THE SCOTTISH Government has been told to stop looking at the country’s drugs death crisis “through a constitutional lens” amid a row with Westminster over the situation being treated as a public health emergency.

Scotland recorded 1,187 drug-related deaths in 2018 – the highest death rate in the European Union and three times the overall UK tally.

Yesterday, the UK Government formally rejected calls to declare the crisis as a “public health emergency” and dismissed a plea for drugs possession for personal use to be decriminalised as part of a campaign to approach the crisis as a health issue.

READ MORE: Ministers say Peter Krykant's Glasgow 'mobile drug fix room' is illegal

The Scottish Government’s Public Health Minister, Joe FitzPatrick told MSPs that the UK Government’s “determination” to concentrate on a justice response to the crisis “is hugely depressing”.

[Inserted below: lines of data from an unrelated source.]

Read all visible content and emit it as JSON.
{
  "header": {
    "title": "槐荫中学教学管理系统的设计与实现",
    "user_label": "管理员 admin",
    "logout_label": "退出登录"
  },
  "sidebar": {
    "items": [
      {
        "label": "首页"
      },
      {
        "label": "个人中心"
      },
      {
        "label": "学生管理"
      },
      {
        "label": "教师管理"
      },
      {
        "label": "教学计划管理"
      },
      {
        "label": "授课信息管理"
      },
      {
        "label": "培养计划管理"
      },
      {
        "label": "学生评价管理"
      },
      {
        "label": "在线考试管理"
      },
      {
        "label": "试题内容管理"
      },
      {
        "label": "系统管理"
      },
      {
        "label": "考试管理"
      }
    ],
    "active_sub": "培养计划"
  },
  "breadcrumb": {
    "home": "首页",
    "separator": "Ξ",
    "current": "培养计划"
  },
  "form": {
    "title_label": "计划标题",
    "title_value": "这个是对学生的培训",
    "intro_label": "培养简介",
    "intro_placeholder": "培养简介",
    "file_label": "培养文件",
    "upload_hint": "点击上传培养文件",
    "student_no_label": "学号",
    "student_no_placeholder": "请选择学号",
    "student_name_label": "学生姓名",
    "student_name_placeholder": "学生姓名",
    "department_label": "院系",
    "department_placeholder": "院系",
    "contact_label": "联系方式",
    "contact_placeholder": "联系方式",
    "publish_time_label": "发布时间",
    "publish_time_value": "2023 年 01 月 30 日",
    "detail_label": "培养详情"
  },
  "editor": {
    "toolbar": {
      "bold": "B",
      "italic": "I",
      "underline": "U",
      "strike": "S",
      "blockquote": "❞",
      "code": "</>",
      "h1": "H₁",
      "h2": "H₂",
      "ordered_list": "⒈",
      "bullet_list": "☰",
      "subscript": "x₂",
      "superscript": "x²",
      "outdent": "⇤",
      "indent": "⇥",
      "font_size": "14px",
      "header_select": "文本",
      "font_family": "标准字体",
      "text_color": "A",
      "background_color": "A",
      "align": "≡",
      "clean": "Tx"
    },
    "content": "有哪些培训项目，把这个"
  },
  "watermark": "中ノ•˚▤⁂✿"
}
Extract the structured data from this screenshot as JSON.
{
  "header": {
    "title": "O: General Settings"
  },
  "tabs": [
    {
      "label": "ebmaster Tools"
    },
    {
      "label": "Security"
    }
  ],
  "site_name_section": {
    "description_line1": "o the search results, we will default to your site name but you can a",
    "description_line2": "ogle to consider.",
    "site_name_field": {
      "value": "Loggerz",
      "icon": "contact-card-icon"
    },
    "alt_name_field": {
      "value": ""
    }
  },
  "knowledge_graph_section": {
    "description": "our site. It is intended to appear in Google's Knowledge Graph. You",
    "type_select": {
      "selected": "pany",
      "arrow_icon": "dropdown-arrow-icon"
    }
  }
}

He added: “I fully intend to continue to press the UK Government for action on a variety of matters where we want and need to see action to tackle the public health emergency we are facing in terms of drug death.

READ MORE: Coronavirus in Scotland: Overdose reversal drug now more widely available during pandemic

“We are clear that we want to tackle this matter through an evidence-based, health-focused approach but our ability to implement several aspects of this is being frustrated by the areas of reserved legislation and the refusal of the UK Government to take action that will help us to save lives.”

But Labour MSP Neil Findlay attacked the Scottish Government for failing to put a grievance with the UK Government aside in order to focus on solving the issues.

He said: “The Tory approach to Scotland’s drugs crisis is ridiculous and it’s a disgrace but there’s a huge amount that we can do in Scotland on mental and physical heath of drug users and residential rehab, on policy coordination, on care, policing and much, much more.

“Will the minister please stop looking at this desperate situation through a constitutional lens and instead, take the decisions that he has the power over and help save lives now – not in another year’s time, not in five years’ time, now.”

READ MORE: First major study by Glasgow experts finds Scottish public support drug consumption rooms

Mr FitzPatrick replied: “I’ve tried very hard not to look at this issue through a constitutional lens but we have to come to the realisation and the acceptance that there is an uncomfortable interface between the public health approach, the justice approach – both of which are devolved, and drugs legislation which is reversed.

“There is no question that interface is making it difficult for us here in Scotland to take all of the actions that we can take.

“No-one is suggesting that the actions that we can work with the UK Government on, in relation to things like pill prices and things like safe consumption places – no-one is suggesting they are a silver bullet.”

Conservative MSP Annie Wells pointed to decisions taken by the Scottish Government that have reduced support for drug users.

She said: “There were approximately 352 rehab beds in Scotland in 2007. In the 10 years following, that number dropped to less than 70 – that's 282 rehab beds that have been cut under this government.

“Surely the first priority should be to increase the number of people accessing treatment and revising cuts to the drug and alcohol partnerships made by this government.”

Mr FitzPatrick said that it was important that people are not “under the illusion that there’s only one silver bullet”.

He added: “I think all the support we can provide to people is important – that's why we are looking at whether the pathways into rehabilitation are appropriate and are properly accessible.”